What you need to do = Find and copy each line of the records where the string "JSON" shows up.

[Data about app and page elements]
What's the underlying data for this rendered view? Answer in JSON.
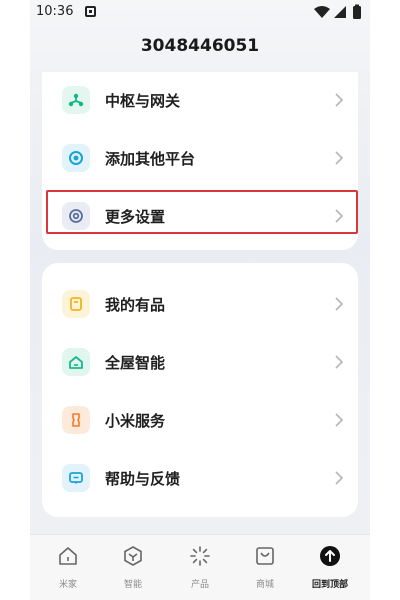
{
  "status_bar": {
    "time": "10:36"
  },
  "header": {
    "title": "3048446051"
  },
  "section1": {
    "items": [
      {
        "label": "中枢与网关",
        "icon": "hub-gateway-icon",
        "color": "#15b58a"
      },
      {
        "label": "添加其他平台",
        "icon": "add-platform-icon",
        "color": "#1aa3d6"
      },
      {
        "label": "更多设置",
        "icon": "settings-icon",
        "color": "#5a6f9a"
      }
    ]
  },
  "section2": {
    "items": [
      {
        "label": "我的有品",
        "icon": "youpin-icon",
        "color": "#f1b51c"
      },
      {
        "label": "全屋智能",
        "icon": "smart-home-icon",
        "color": "#19b98d"
      },
      {
        "label": "小米服务",
        "icon": "xiaomi-service-icon",
        "color": "#f07a2a"
      },
      {
        "label": "帮助与反馈",
        "icon": "help-feedback-icon",
        "color": "#1aa3d6"
      }
    ]
  },
  "nav": {
    "items": [
      {
        "label": "米家",
        "icon": "home-icon"
      },
      {
        "label": "智能",
        "icon": "smart-icon"
      },
      {
        "label": "产品",
        "icon": "product-icon"
      },
      {
        "label": "商城",
        "icon": "store-icon"
      },
      {
        "label": "回到顶部",
        "icon": "back-to-top-icon",
        "active": true
      }
    ]
  },
  "highlight_color": "#d9363e"
}
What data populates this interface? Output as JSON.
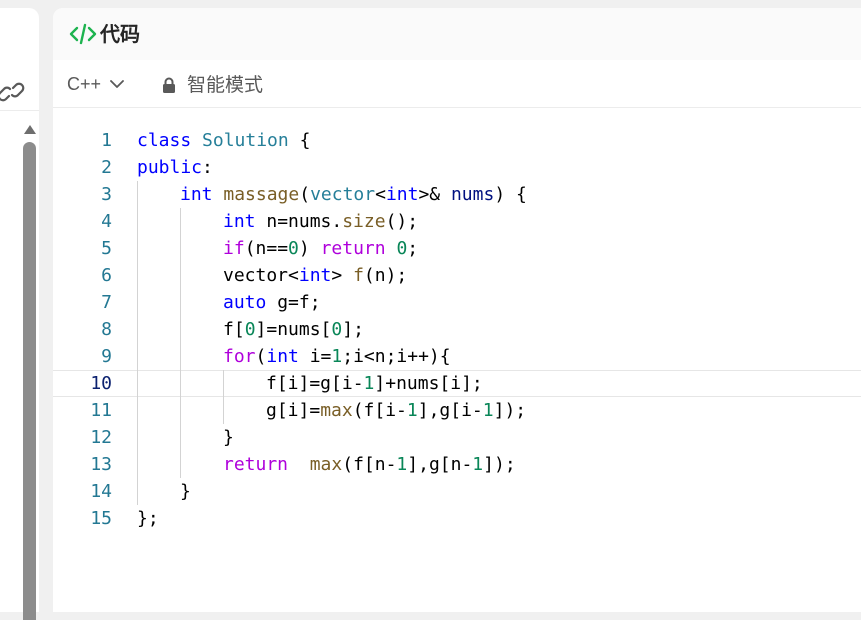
{
  "panel": {
    "title": "代码",
    "icon": "code-icon",
    "accent": "#1db34f"
  },
  "toolbar": {
    "language": "C++",
    "mode_label": "智能模式"
  },
  "editor": {
    "current_line": 10,
    "lines": [
      {
        "n": "1",
        "indent": 0,
        "tokens": [
          [
            "kw",
            "class"
          ],
          [
            "op",
            " "
          ],
          [
            "type",
            "Solution"
          ],
          [
            "op",
            " {"
          ]
        ]
      },
      {
        "n": "2",
        "indent": 0,
        "tokens": [
          [
            "kw",
            "public"
          ],
          [
            "op",
            ":"
          ]
        ]
      },
      {
        "n": "3",
        "indent": 1,
        "tokens": [
          [
            "kw",
            "int"
          ],
          [
            "op",
            " "
          ],
          [
            "fn",
            "massage"
          ],
          [
            "op",
            "("
          ],
          [
            "type",
            "vector"
          ],
          [
            "op",
            "<"
          ],
          [
            "kw",
            "int"
          ],
          [
            "op",
            "&gt;& "
          ],
          [
            "id",
            "nums"
          ],
          [
            "op",
            ") {"
          ]
        ]
      },
      {
        "n": "4",
        "indent": 2,
        "tokens": [
          [
            "kw",
            "int"
          ],
          [
            "op",
            " n=nums."
          ],
          [
            "fn",
            "size"
          ],
          [
            "op",
            "();"
          ]
        ]
      },
      {
        "n": "5",
        "indent": 2,
        "tokens": [
          [
            "ctrl",
            "if"
          ],
          [
            "op",
            "(n=="
          ],
          [
            "num",
            "0"
          ],
          [
            "op",
            ") "
          ],
          [
            "ctrl",
            "return"
          ],
          [
            "op",
            " "
          ],
          [
            "num",
            "0"
          ],
          [
            "op",
            ";"
          ]
        ]
      },
      {
        "n": "6",
        "indent": 2,
        "tokens": [
          [
            "op",
            "vector<"
          ],
          [
            "kw",
            "int"
          ],
          [
            "op",
            "> "
          ],
          [
            "fn",
            "f"
          ],
          [
            "op",
            "(n);"
          ]
        ]
      },
      {
        "n": "7",
        "indent": 2,
        "tokens": [
          [
            "kw",
            "auto"
          ],
          [
            "op",
            " g=f;"
          ]
        ]
      },
      {
        "n": "8",
        "indent": 2,
        "tokens": [
          [
            "op",
            "f["
          ],
          [
            "num",
            "0"
          ],
          [
            "op",
            "]=nums["
          ],
          [
            "num",
            "0"
          ],
          [
            "op",
            "];"
          ]
        ]
      },
      {
        "n": "9",
        "indent": 2,
        "tokens": [
          [
            "ctrl",
            "for"
          ],
          [
            "op",
            "("
          ],
          [
            "kw",
            "int"
          ],
          [
            "op",
            " i="
          ],
          [
            "num",
            "1"
          ],
          [
            "op",
            ";i<n;i++){"
          ]
        ]
      },
      {
        "n": "10",
        "indent": 3,
        "tokens": [
          [
            "op",
            "f[i]=g[i-"
          ],
          [
            "num",
            "1"
          ],
          [
            "op",
            "]+nums[i];"
          ]
        ]
      },
      {
        "n": "11",
        "indent": 3,
        "tokens": [
          [
            "op",
            "g[i]="
          ],
          [
            "fn",
            "max"
          ],
          [
            "op",
            "(f[i-"
          ],
          [
            "num",
            "1"
          ],
          [
            "op",
            "],g[i-"
          ],
          [
            "num",
            "1"
          ],
          [
            "op",
            "]);"
          ]
        ]
      },
      {
        "n": "12",
        "indent": 2,
        "tokens": [
          [
            "op",
            "}"
          ]
        ]
      },
      {
        "n": "13",
        "indent": 2,
        "tokens": [
          [
            "ctrl",
            "return"
          ],
          [
            "op",
            "  "
          ],
          [
            "fn",
            "max"
          ],
          [
            "op",
            "(f[n-"
          ],
          [
            "num",
            "1"
          ],
          [
            "op",
            "],g[n-"
          ],
          [
            "num",
            "1"
          ],
          [
            "op",
            "]);"
          ]
        ]
      },
      {
        "n": "14",
        "indent": 1,
        "tokens": [
          [
            "op",
            "}"
          ]
        ]
      },
      {
        "n": "15",
        "indent": 0,
        "tokens": [
          [
            "op",
            "};"
          ]
        ]
      }
    ]
  }
}
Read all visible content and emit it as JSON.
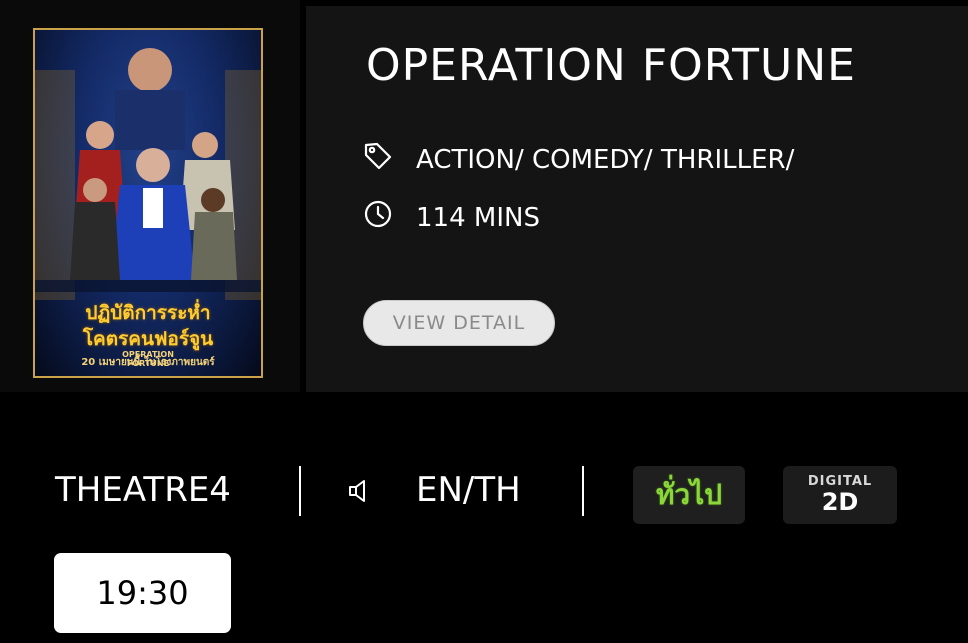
{
  "poster": {
    "thai_title_line1": "ปฏิบัติการระห่ำ",
    "thai_title_line2": "โคตรคนฟอร์จูน",
    "en_title_line1": "OPERATION",
    "en_title_line2": "FORTUNE",
    "release_text": "20 เมษายนนี้ ในโรงภาพยนตร์"
  },
  "movie": {
    "title": "OPERATION FORTUNE",
    "genre": "ACTION/ COMEDY/ THRILLER/",
    "duration": "114 MINS",
    "view_detail_label": "VIEW DETAIL"
  },
  "showing": {
    "theatre": "THEATRE4",
    "audio": "EN/TH",
    "rating_badge": "ทั่วไป",
    "format_top": "DIGITAL",
    "format_bottom": "2D",
    "times": [
      "19:30"
    ]
  },
  "icons": {
    "genre": "tag-icon",
    "duration": "clock-icon",
    "audio": "speaker-icon"
  },
  "colors": {
    "background": "#000000",
    "panel": "#141414",
    "button_bg": "#e8e8e8",
    "rating_green": "#8bd63a"
  }
}
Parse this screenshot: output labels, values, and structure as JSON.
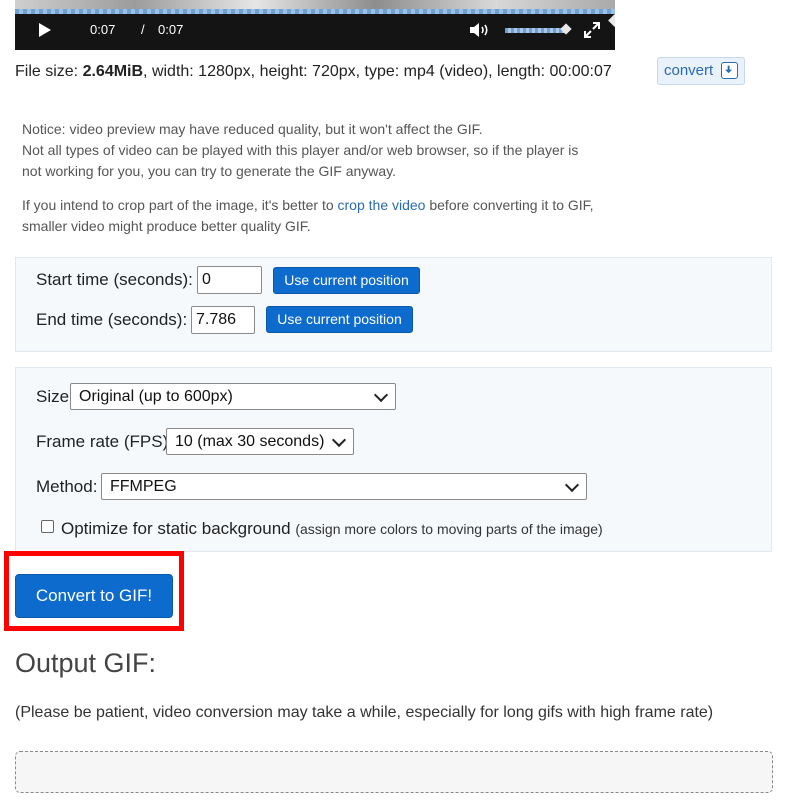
{
  "player": {
    "current_time": "0:07",
    "separator": "/",
    "duration": "0:07",
    "progress_fraction": 1.0,
    "volume_fraction": 0.95
  },
  "file_info": {
    "prefix": "File size: ",
    "size": "2.64MiB",
    "details": ", width: 1280px, height: 720px, type: mp4 (video), length: 00:00:07",
    "convert_label": "convert"
  },
  "notice": {
    "line1": "Notice: video preview may have reduced quality, but it won't affect the GIF.",
    "line2": "Not all types of video can be played with this player and/or web browser, so if the player is",
    "line3": "not working for you, you can try to generate the GIF anyway.",
    "crop_pre": "If you intend to crop part of the image, it's better to ",
    "crop_link": "crop the video",
    "crop_post": " before converting it to GIF,",
    "crop_line2": "smaller video might produce better quality GIF."
  },
  "time_panel": {
    "start_label": "Start time (seconds):",
    "start_value": "0",
    "end_label": "End time (seconds):",
    "end_value": "7.786",
    "use_current_label": "Use current position"
  },
  "options_panel": {
    "size_label": "Size:",
    "size_value": "Original (up to 600px)",
    "fps_label": "Frame rate (FPS):",
    "fps_value": "10 (max 30 seconds)",
    "method_label": "Method:",
    "method_value": "FFMPEG",
    "optimize_label": "Optimize for static background",
    "optimize_note": "(assign more colors to moving parts of the image)",
    "optimize_checked": false
  },
  "convert_button": "Convert to GIF!",
  "output": {
    "title": "Output GIF:",
    "patience_note": "(Please be patient, video conversion may take a while, especially for long gifs with high frame rate)"
  },
  "colors": {
    "primary_button": "#0d6bcd",
    "highlight_frame": "#ff0000",
    "link": "#2a6ab3"
  }
}
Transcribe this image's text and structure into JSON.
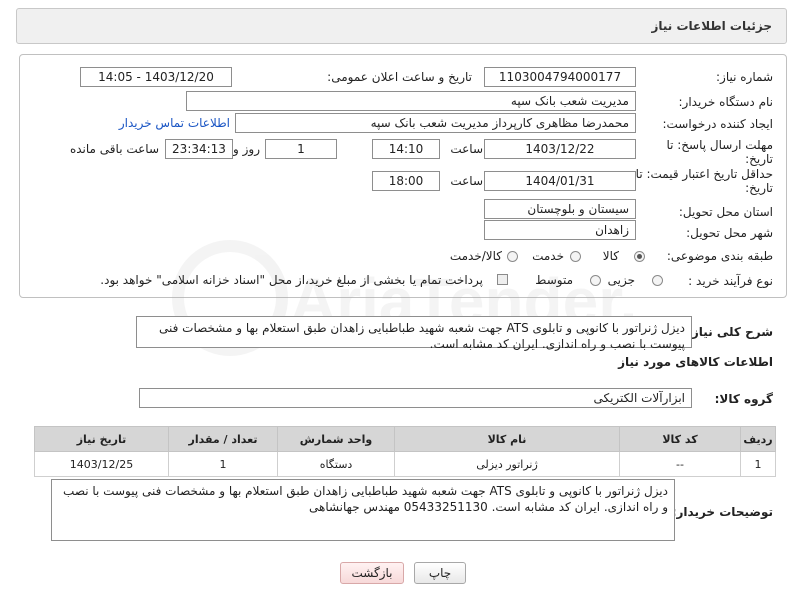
{
  "page_title": "جزئیات اطلاعات نیاز",
  "need_number": {
    "label": "شماره نیاز:",
    "value": "1103004794000177"
  },
  "announce": {
    "label": "تاریخ و ساعت اعلان عمومی:",
    "value": "1403/12/20 - 14:05"
  },
  "buyer_org": {
    "label": "نام دستگاه خریدار:",
    "value": "مدیریت شعب بانک سپه"
  },
  "requester": {
    "label": "ایجاد کننده درخواست:",
    "value": "محمدرضا مظاهری کارپرداز مدیریت شعب بانک سپه",
    "contact_link": "اطلاعات تماس خریدار"
  },
  "deadline": {
    "label_line1": "مهلت ارسال پاسخ: تا",
    "label_line2": "تاریخ:",
    "date": "1403/12/22",
    "time_label": "ساعت",
    "time": "14:10",
    "days": "1",
    "days_label": "روز و",
    "remaining": "23:34:13",
    "remaining_label": "ساعت باقی مانده"
  },
  "price_validity": {
    "label_line1": "حداقل تاریخ اعتبار قیمت: تا",
    "label_line2": "تاریخ:",
    "date": "1404/01/31",
    "time_label": "ساعت",
    "time": "18:00"
  },
  "province": {
    "label": "استان محل تحویل:",
    "value": "سیستان و بلوچستان"
  },
  "city": {
    "label": "شهر محل تحویل:",
    "value": "زاهدان"
  },
  "category": {
    "label": "طبقه بندی موضوعی:",
    "options": [
      "کالا",
      "خدمت",
      "کالا/خدمت"
    ],
    "selected": "کالا"
  },
  "purchase_type": {
    "label": "نوع فرآیند خرید :",
    "options": [
      "جزیی",
      "متوسط"
    ],
    "payment_note": "پرداخت تمام یا بخشی از مبلغ خرید،از محل \"اسناد خزانه اسلامی\" خواهد بود."
  },
  "description": {
    "label": "شرح کلی نیاز:",
    "value": "دیزل ژنراتور با کانوپی و تابلوی ATS جهت شعبه شهید طباطبایی  زاهدان طبق استعلام بها و مشخصات فنی پیوست با نصب و راه اندازی. ایران کد مشابه است."
  },
  "goods_section_title": "اطلاعات کالاهای مورد نیاز",
  "goods_group": {
    "label": "گروه کالا:",
    "value": "ابزارآلات الکتریکی"
  },
  "table": {
    "headers": [
      "ردیف",
      "کد کالا",
      "نام کالا",
      "واحد شمارش",
      "تعداد / مقدار",
      "تاریخ نیاز"
    ],
    "rows": [
      [
        "1",
        "--",
        "ژنراتور دیزلی",
        "دستگاه",
        "1",
        "1403/12/25"
      ]
    ]
  },
  "buyer_notes": {
    "label": "توضیحات خریدار:",
    "value": "دیزل ژنراتور با کانوپی و تابلوی ATS جهت شعبه شهید طباطبایی  زاهدان طبق استعلام بها و مشخصات فنی پیوست با نصب و راه اندازی. ایران کد مشابه است. 05433251130 مهندس جهانشاهی"
  },
  "buttons": {
    "print": "چاپ",
    "back": "بازگشت"
  },
  "watermark_text": "AriaTender.neT"
}
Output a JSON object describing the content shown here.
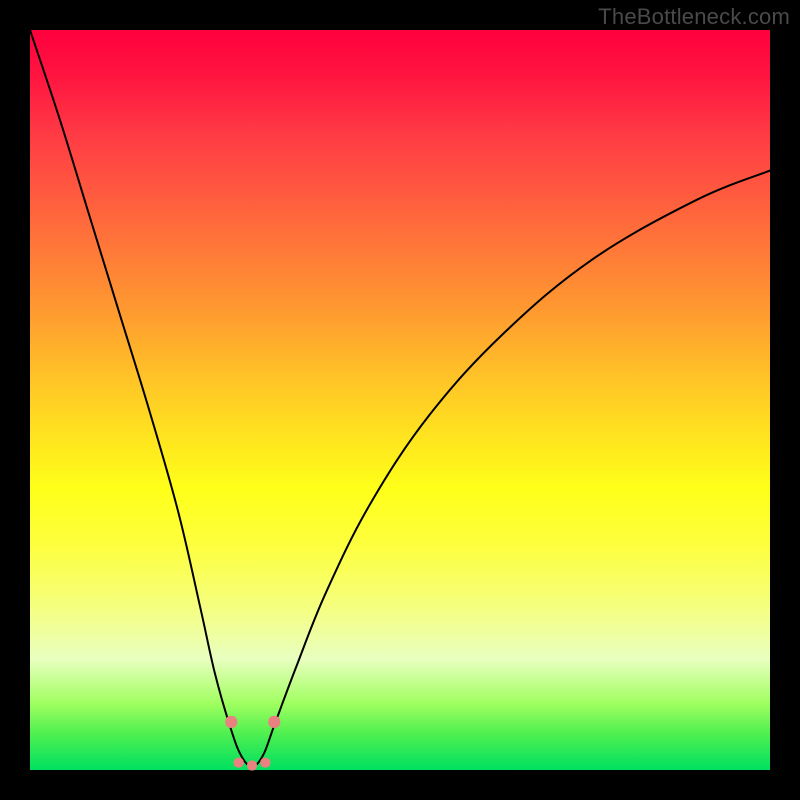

The completed task =
What's the underlying data for this rendered view? Answer in JSON.
What data populates this interface? Output as JSON.
Read all visible content and emit it as JSON.
Parse this screenshot: output labels, values, and structure as JSON.
Transcribe this image's text and structure into JSON.
Output a JSON object describing the content shown here.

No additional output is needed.